In a nut shell, you are not cooling the air; you are removing the heat and expelling the heat to the outside of the building.
Temperature differentials across the cooling (evaporator) coil should range between 18 to 20 degrees. This is the difference in air temperature of what is going into the cooling coil and what is being distributed after the coil into the rooms.
- There are basic mechanical components that enable the air conditioning unit to operate. The first is the compressor, the “heart” of the system, which compresses the refrigerant into a gas.
- The condenser ejects the heat from the refrigerant
- The metering device which controls the refrigerant flow and pressure drop
- The evaporator, cooling coil, which absorbs the heat and lowers the air temperature as it passes through it with the help of a blower fan

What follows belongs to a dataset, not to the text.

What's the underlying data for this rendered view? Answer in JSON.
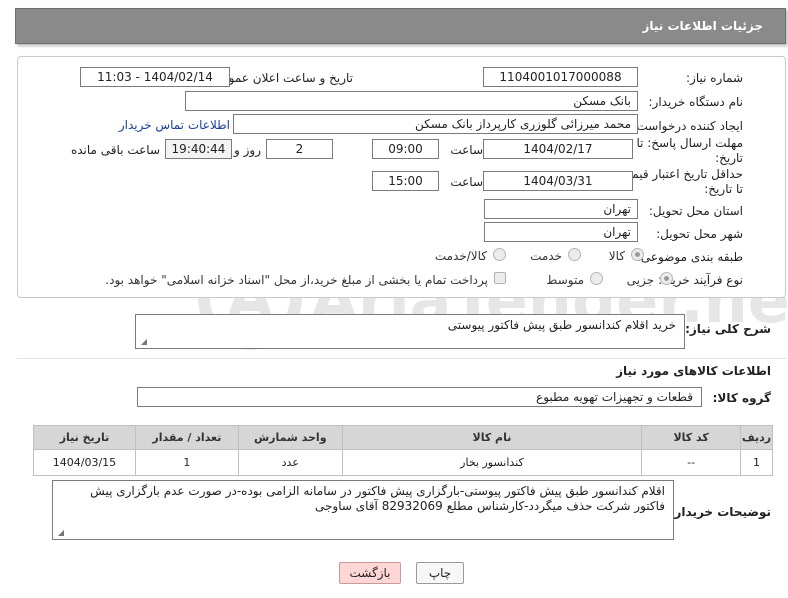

- After the saturated refrigerant passes though the cooling coil, it picks up heat and turns back to a low temperature gas to re-enter the compressor and start the cycle all over again
- Other system parts include: a thermostat, Hi & Lo pressure switches, low ambient controls, electrical relays, contactors, and fans.
- Not only does the cool air provide relief in the summer heat, but it lowers humidity levels that make you feel comfortable. Yes, your AC unit is also a de-humidifier!
Make sure you keep your manual around in close proximity of your AC unit in case you need to reference it when a problem occurs.
The best time to get your unit ready for the hot summer months is in the early spring. You don’t want to wait until the first day of summer to test your AC unit and then suffer when it won’t function properly. It is best to find the small problems now, before they lead into larger problems later!
First off, you want to make sure your system works. Just because the heater has been working all winter doesn’t mean the AC will come on as it should in the springtime. Before the summer months approach, turn the system on and see if it’s fully functional. If there is a delay to the unit starting, this may indicate that you may have a problem. If the unit does start up, begin checking the vents to see
if cool air is coming out of them. Listen for any strange sounds that might be coming from your system or vents, impending system failure.
During the year, keep your system clean. Many people never think to do this, but failing to keep filters clean and changed on a regular basis can derail all other efforts and cost you more on your electric bill. Dirty filters will also lead to poor air flow/ distribution and possibly premature failure of your AC system.
- Replace blower belts as they become stretched and old. Use “cogged” belts whenever possible
- Lubricate motors & bearings. Keep your condenser and evaporator coils clean for top efficiency
- The best way to care for your system is to be proactive in its care and maintenance. By planning ahead and addressing maintenance needs on a systematic scheduled basis, you can save significantly on repairs and virtually eliminate unplanned downtime.
There is also no substitute for professional air conditioning maintenance. Springis the best time to call your HVAC repair company to check your system and makesure everything is working correctly. If you wait until the warmest day of the year,you will often have to wait for service, as most companies will be bogged downtaking care of other clients on a first come first serve basis. This could result in a fewdays of suffering from a non-working AC unit; a position that you don’t want to be in.